### Task details
Once the images are removed, repeat all of the entries exactly.

### Source data
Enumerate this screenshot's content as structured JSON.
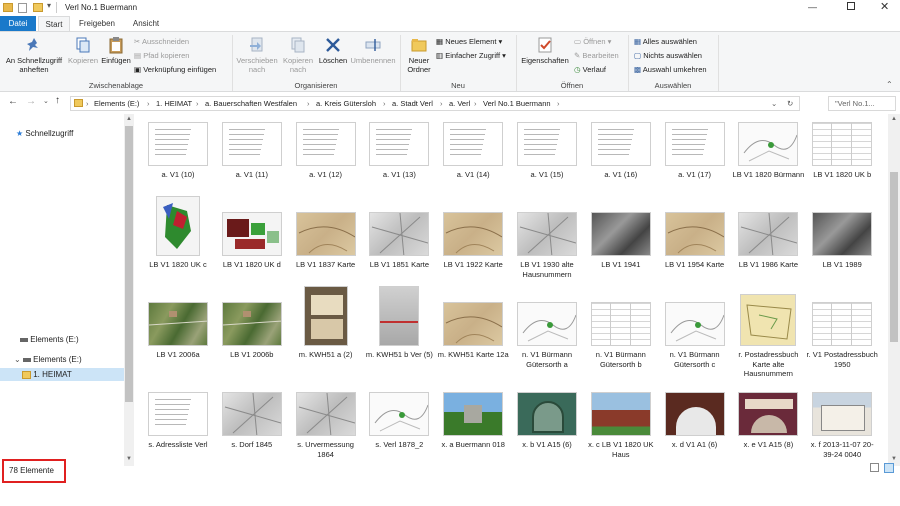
{
  "window": {
    "title": "Verl No.1 Buermann",
    "controls": [
      "minimize-icon",
      "maximize-icon",
      "close-icon"
    ]
  },
  "tabs": [
    {
      "label": "Datei"
    },
    {
      "label": "Start"
    },
    {
      "label": "Freigeben"
    },
    {
      "label": "Ansicht"
    }
  ],
  "ribbon": {
    "clipboard": {
      "pin_label": "An Schnellzugriff anheften",
      "copy_label": "Kopieren",
      "paste_label": "Einfügen",
      "cut_label": "Ausschneiden",
      "copy_path_label": "Pfad kopieren",
      "paste_shortcut_label": "Verknüpfung einfügen",
      "group_label": "Zwischenablage"
    },
    "organize": {
      "move_to_label": "Verschieben nach",
      "copy_to_label": "Kopieren nach",
      "delete_label": "Löschen",
      "rename_label": "Umbenennen",
      "group_label": "Organisieren"
    },
    "new": {
      "new_folder_label": "Neuer Ordner",
      "new_item_label": "Neues Element",
      "easy_access_label": "Einfacher Zugriff",
      "group_label": "Neu"
    },
    "open": {
      "properties_label": "Eigenschaften",
      "open_label": "Öffnen",
      "edit_label": "Bearbeiten",
      "history_label": "Verlauf",
      "group_label": "Öffnen"
    },
    "select": {
      "select_all_label": "Alles auswählen",
      "select_none_label": "Nichts auswählen",
      "invert_label": "Auswahl umkehren",
      "group_label": "Auswählen"
    }
  },
  "address": {
    "crumbs": [
      "Elements (E:)",
      "1. HEIMAT",
      "a. Bauerschaften Westfalen",
      "a. Kreis Gütersloh",
      "a. Stadt Verl",
      "a. Verl",
      "Verl No.1 Buermann"
    ],
    "search_placeholder": "\"Verl No.1..."
  },
  "nav": {
    "quick_access": "Schnellzugriff",
    "drive1": "Elements (E:)",
    "drive2": "Elements (E:)",
    "folder": "1. HEIMAT"
  },
  "files": [
    {
      "name": "a. V1 (10)",
      "kind": "doc"
    },
    {
      "name": "a. V1 (11)",
      "kind": "doc"
    },
    {
      "name": "a. V1 (12)",
      "kind": "doc"
    },
    {
      "name": "a. V1 (13)",
      "kind": "doc"
    },
    {
      "name": "a. V1 (14)",
      "kind": "doc"
    },
    {
      "name": "a. V1 (15)",
      "kind": "doc"
    },
    {
      "name": "a. V1 (16)",
      "kind": "doc"
    },
    {
      "name": "a. V1 (17)",
      "kind": "doc"
    },
    {
      "name": "LB V1 1820 Bürmann",
      "kind": "mapwhite"
    },
    {
      "name": "LB V1 1820 UK b",
      "kind": "table"
    },
    {
      "name": "LB V1 1820 UK c",
      "kind": "mapcolor"
    },
    {
      "name": "LB V1 1820 UK d",
      "kind": "mapcolor2"
    },
    {
      "name": "LB V1 1837 Karte",
      "kind": "mapold"
    },
    {
      "name": "LB V1 1851 Karte",
      "kind": "mapgrey"
    },
    {
      "name": "LB V1 1922 Karte",
      "kind": "mapold"
    },
    {
      "name": "LB V1 1930 alte Hausnummern",
      "kind": "mapgrey"
    },
    {
      "name": "LB V1 1941",
      "kind": "aerial"
    },
    {
      "name": "LB V1 1954 Karte",
      "kind": "mapold"
    },
    {
      "name": "LB V1 1986 Karte",
      "kind": "mapgrey"
    },
    {
      "name": "LB V1 1989",
      "kind": "aerial"
    },
    {
      "name": "LB V1 2006a",
      "kind": "satellite"
    },
    {
      "name": "LB V1 2006b",
      "kind": "satellite"
    },
    {
      "name": "m. KWH51 a (2)",
      "kind": "ledger"
    },
    {
      "name": "m. KWH51 b Ver (5)",
      "kind": "ledgergrey"
    },
    {
      "name": "m. KWH51 Karte 12a",
      "kind": "mapold"
    },
    {
      "name": "n. V1 Bürmann Gütersorth a",
      "kind": "mapwhite"
    },
    {
      "name": "n. V1 Bürmann Gütersorth b",
      "kind": "table"
    },
    {
      "name": "n. V1 Bürmann Gütersorth c",
      "kind": "mapwhite"
    },
    {
      "name": "r. Postadressbuch Karte alte Hausnummern",
      "kind": "mapyellow"
    },
    {
      "name": "r. V1 Postadressbuch 1950",
      "kind": "table"
    },
    {
      "name": "s. Adressliste Verl",
      "kind": "doc"
    },
    {
      "name": "s. Dorf 1845",
      "kind": "mapgrey"
    },
    {
      "name": "s. Urvermessung 1864",
      "kind": "mapgrey"
    },
    {
      "name": "s. Verl 1878_2",
      "kind": "mapwhite"
    },
    {
      "name": "x. a Buermann 018",
      "kind": "photo"
    },
    {
      "name": "x. b V1 A15 (6)",
      "kind": "photo2"
    },
    {
      "name": "x. c LB V1 1820 UK Haus",
      "kind": "photo3"
    },
    {
      "name": "x. d V1 A1 (6)",
      "kind": "photo4"
    },
    {
      "name": "x. e V1 A15 (8)",
      "kind": "photo5"
    },
    {
      "name": "x. f 2013-11-07 20-39-24 0040",
      "kind": "photo6"
    }
  ],
  "status": {
    "item_count": "78 Elemente",
    "highlight_color": "#e02020"
  },
  "colors": {
    "accent": "#1979ca",
    "ribbon_bg": "#f5f6f7"
  }
}
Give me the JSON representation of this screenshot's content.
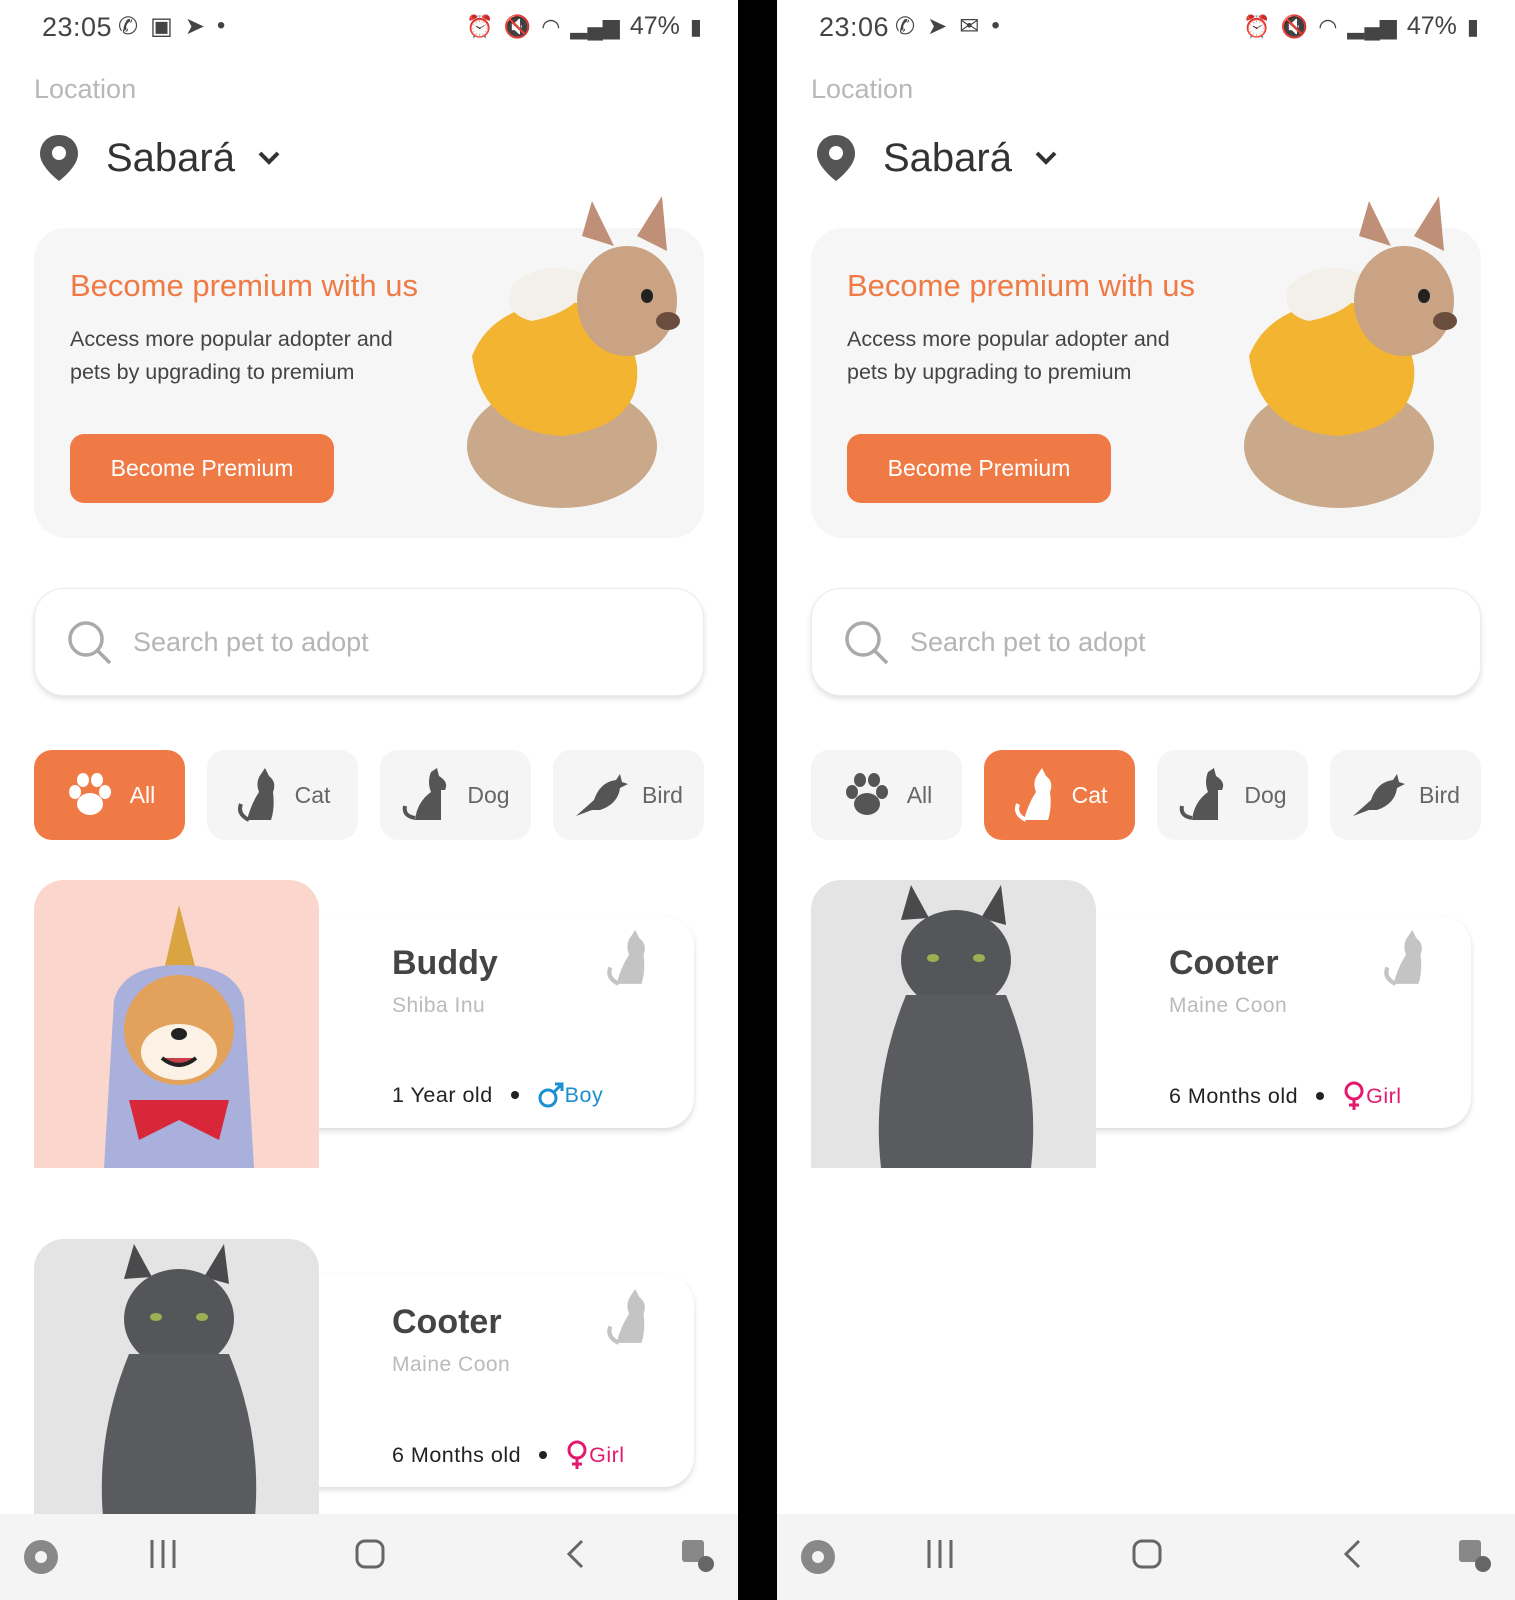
{
  "screens": [
    {
      "status": {
        "time": "23:05",
        "battery": "47%"
      },
      "location": {
        "label": "Location",
        "city": "Sabará"
      },
      "promo": {
        "title": "Become premium with us",
        "description": "Access more popular adopter and pets by upgrading to premium",
        "button": "Become Premium"
      },
      "search": {
        "placeholder": "Search pet to adopt"
      },
      "filters": [
        {
          "label": "All",
          "icon": "paw-icon",
          "active": true
        },
        {
          "label": "Cat",
          "icon": "cat-icon",
          "active": false
        },
        {
          "label": "Dog",
          "icon": "dog-icon",
          "active": false
        },
        {
          "label": "Bird",
          "icon": "bird-icon",
          "active": false
        }
      ],
      "pets": [
        {
          "name": "Buddy",
          "breed": "Shiba Inu",
          "age": "1 Year old",
          "gender": "Boy",
          "photo": "shiba-dog",
          "photo_bg": "#fbd6cc"
        },
        {
          "name": "Cooter",
          "breed": "Maine Coon",
          "age": "6 Months old",
          "gender": "Girl",
          "photo": "grey-cat",
          "photo_bg": "#e4e4e4"
        }
      ]
    },
    {
      "status": {
        "time": "23:06",
        "battery": "47%"
      },
      "location": {
        "label": "Location",
        "city": "Sabará"
      },
      "promo": {
        "title": "Become premium with us",
        "description": "Access more popular adopter and pets by upgrading to premium",
        "button": "Become Premium"
      },
      "search": {
        "placeholder": "Search pet to adopt"
      },
      "filters": [
        {
          "label": "All",
          "icon": "paw-icon",
          "active": false
        },
        {
          "label": "Cat",
          "icon": "cat-icon",
          "active": true
        },
        {
          "label": "Dog",
          "icon": "dog-icon",
          "active": false
        },
        {
          "label": "Bird",
          "icon": "bird-icon",
          "active": false
        }
      ],
      "pets": [
        {
          "name": "Cooter",
          "breed": "Maine Coon",
          "age": "6 Months old",
          "gender": "Girl",
          "photo": "grey-cat",
          "photo_bg": "#e4e4e4"
        }
      ]
    }
  ],
  "theme": {
    "accent": "#f07a45",
    "boy": "#1a8fd1",
    "girl": "#e3196e"
  }
}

### Your response
Enumerate this screenshot's content as structured JSON.
{
  "window": {
    "title": "Verl No.1 Buermann",
    "controls": [
      "minimize-icon",
      "maximize-icon",
      "close-icon"
    ]
  },
  "tabs": [
    {
      "label": "Datei"
    },
    {
      "label": "Start"
    },
    {
      "label": "Freigeben"
    },
    {
      "label": "Ansicht"
    }
  ],
  "ribbon": {
    "clipboard": {
      "pin_label": "An Schnellzugriff anheften",
      "copy_label": "Kopieren",
      "paste_label": "Einfügen",
      "cut_label": "Ausschneiden",
      "copy_path_label": "Pfad kopieren",
      "paste_shortcut_label": "Verknüpfung einfügen",
      "group_label": "Zwischenablage"
    },
    "organize": {
      "move_to_label": "Verschieben nach",
      "copy_to_label": "Kopieren nach",
      "delete_label": "Löschen",
      "rename_label": "Umbenennen",
      "group_label": "Organisieren"
    },
    "new": {
      "new_folder_label": "Neuer Ordner",
      "new_item_label": "Neues Element",
      "easy_access_label": "Einfacher Zugriff",
      "group_label": "Neu"
    },
    "open": {
      "properties_label": "Eigenschaften",
      "open_label": "Öffnen",
      "edit_label": "Bearbeiten",
      "history_label": "Verlauf",
      "group_label": "Öffnen"
    },
    "select": {
      "select_all_label": "Alles auswählen",
      "select_none_label": "Nichts auswählen",
      "invert_label": "Auswahl umkehren",
      "group_label": "Auswählen"
    }
  },
  "address": {
    "crumbs": [
      "Elements (E:)",
      "1. HEIMAT",
      "a. Bauerschaften Westfalen",
      "a. Kreis Gütersloh",
      "a. Stadt Verl",
      "a. Verl",
      "Verl No.1 Buermann"
    ],
    "search_placeholder": "\"Verl No.1..."
  },
  "nav": {
    "quick_access": "Schnellzugriff",
    "drive1": "Elements (E:)",
    "drive2": "Elements (E:)",
    "folder": "1. HEIMAT"
  },
  "files": [
    {
      "name": "a. V1 (10)",
      "kind": "doc"
    },
    {
      "name": "a. V1 (11)",
      "kind": "doc"
    },
    {
      "name": "a. V1 (12)",
      "kind": "doc"
    },
    {
      "name": "a. V1 (13)",
      "kind": "doc"
    },
    {
      "name": "a. V1 (14)",
      "kind": "doc"
    },
    {
      "name": "a. V1 (15)",
      "kind": "doc"
    },
    {
      "name": "a. V1 (16)",
      "kind": "doc"
    },
    {
      "name": "a. V1 (17)",
      "kind": "doc"
    },
    {
      "name": "LB V1 1820 Bürmann",
      "kind": "mapwhite"
    },
    {
      "name": "LB V1 1820 UK b",
      "kind": "table"
    },
    {
      "name": "LB V1 1820 UK c",
      "kind": "mapcolor"
    },
    {
      "name": "LB V1 1820 UK d",
      "kind": "mapcolor2"
    },
    {
      "name": "LB V1 1837 Karte",
      "kind": "mapold"
    },
    {
      "name": "LB V1 1851 Karte",
      "kind": "mapgrey"
    },
    {
      "name": "LB V1 1922 Karte",
      "kind": "mapold"
    },
    {
      "name": "LB V1 1930 alte Hausnummern",
      "kind": "mapgrey"
    },
    {
      "name": "LB V1 1941",
      "kind": "aerial"
    },
    {
      "name": "LB V1 1954 Karte",
      "kind": "mapold"
    },
    {
      "name": "LB V1 1986 Karte",
      "kind": "mapgrey"
    },
    {
      "name": "LB V1 1989",
      "kind": "aerial"
    },
    {
      "name": "LB V1 2006a",
      "kind": "satellite"
    },
    {
      "name": "LB V1 2006b",
      "kind": "satellite"
    },
    {
      "name": "m. KWH51 a (2)",
      "kind": "ledger"
    },
    {
      "name": "m. KWH51 b Ver (5)",
      "kind": "ledgergrey"
    },
    {
      "name": "m. KWH51 Karte 12a",
      "kind": "mapold"
    },
    {
      "name": "n. V1 Bürmann Gütersorth a",
      "kind": "mapwhite"
    },
    {
      "name": "n. V1 Bürmann Gütersorth b",
      "kind": "table"
    },
    {
      "name": "n. V1 Bürmann Gütersorth c",
      "kind": "mapwhite"
    },
    {
      "name": "r. Postadressbuch Karte alte Hausnummern",
      "kind": "mapyellow"
    },
    {
      "name": "r. V1 Postadressbuch 1950",
      "kind": "table"
    },
    {
      "name": "s. Adressliste Verl",
      "kind": "doc"
    },
    {
      "name": "s. Dorf 1845",
      "kind": "mapgrey"
    },
    {
      "name": "s. Urvermessung 1864",
      "kind": "mapgrey"
    },
    {
      "name": "s. Verl 1878_2",
      "kind": "mapwhite"
    },
    {
      "name": "x. a Buermann 018",
      "kind": "photo"
    },
    {
      "name": "x. b V1 A15 (6)",
      "kind": "photo2"
    },
    {
      "name": "x. c LB V1 1820 UK Haus",
      "kind": "photo3"
    },
    {
      "name": "x. d V1 A1 (6)",
      "kind": "photo4"
    },
    {
      "name": "x. e V1 A15 (8)",
      "kind": "photo5"
    },
    {
      "name": "x. f 2013-11-07 20-39-24 0040",
      "kind": "photo6"
    }
  ],
  "status": {
    "item_count": "78 Elemente",
    "highlight_color": "#e02020"
  },
  "colors": {
    "accent": "#1979ca",
    "ribbon_bg": "#f5f6f7"
  }
}
Give me the JSON representation of this screenshot's content.
{
  "screens": [
    {
      "status": {
        "time": "23:05",
        "battery": "47%"
      },
      "location": {
        "label": "Location",
        "city": "Sabará"
      },
      "promo": {
        "title": "Become premium with us",
        "description": "Access more popular adopter and pets by upgrading to premium",
        "button": "Become Premium"
      },
      "search": {
        "placeholder": "Search pet to adopt"
      },
      "filters": [
        {
          "label": "All",
          "icon": "paw-icon",
          "active": true
        },
        {
          "label": "Cat",
          "icon": "cat-icon",
          "active": false
        },
        {
          "label": "Dog",
          "icon": "dog-icon",
          "active": false
        },
        {
          "label": "Bird",
          "icon": "bird-icon",
          "active": false
        }
      ],
      "pets": [
        {
          "name": "Buddy",
          "breed": "Shiba Inu",
          "age": "1 Year old",
          "gender": "Boy",
          "photo": "shiba-dog",
          "photo_bg": "#fbd6cc"
        },
        {
          "name": "Cooter",
          "breed": "Maine Coon",
          "age": "6 Months old",
          "gender": "Girl",
          "photo": "grey-cat",
          "photo_bg": "#e4e4e4"
        }
      ]
    },
    {
      "status": {
        "time": "23:06",
        "battery": "47%"
      },
      "location": {
        "label": "Location",
        "city": "Sabará"
      },
      "promo": {
        "title": "Become premium with us",
        "description": "Access more popular adopter and pets by upgrading to premium",
        "button": "Become Premium"
      },
      "search": {
        "placeholder": "Search pet to adopt"
      },
      "filters": [
        {
          "label": "All",
          "icon": "paw-icon",
          "active": false
        },
        {
          "label": "Cat",
          "icon": "cat-icon",
          "active": true
        },
        {
          "label": "Dog",
          "icon": "dog-icon",
          "active": false
        },
        {
          "label": "Bird",
          "icon": "bird-icon",
          "active": false
        }
      ],
      "pets": [
        {
          "name": "Cooter",
          "breed": "Maine Coon",
          "age": "6 Months old",
          "gender": "Girl",
          "photo": "grey-cat",
          "photo_bg": "#e4e4e4"
        }
      ]
    }
  ],
  "theme": {
    "accent": "#f07a45",
    "boy": "#1a8fd1",
    "girl": "#e3196e"
  }
}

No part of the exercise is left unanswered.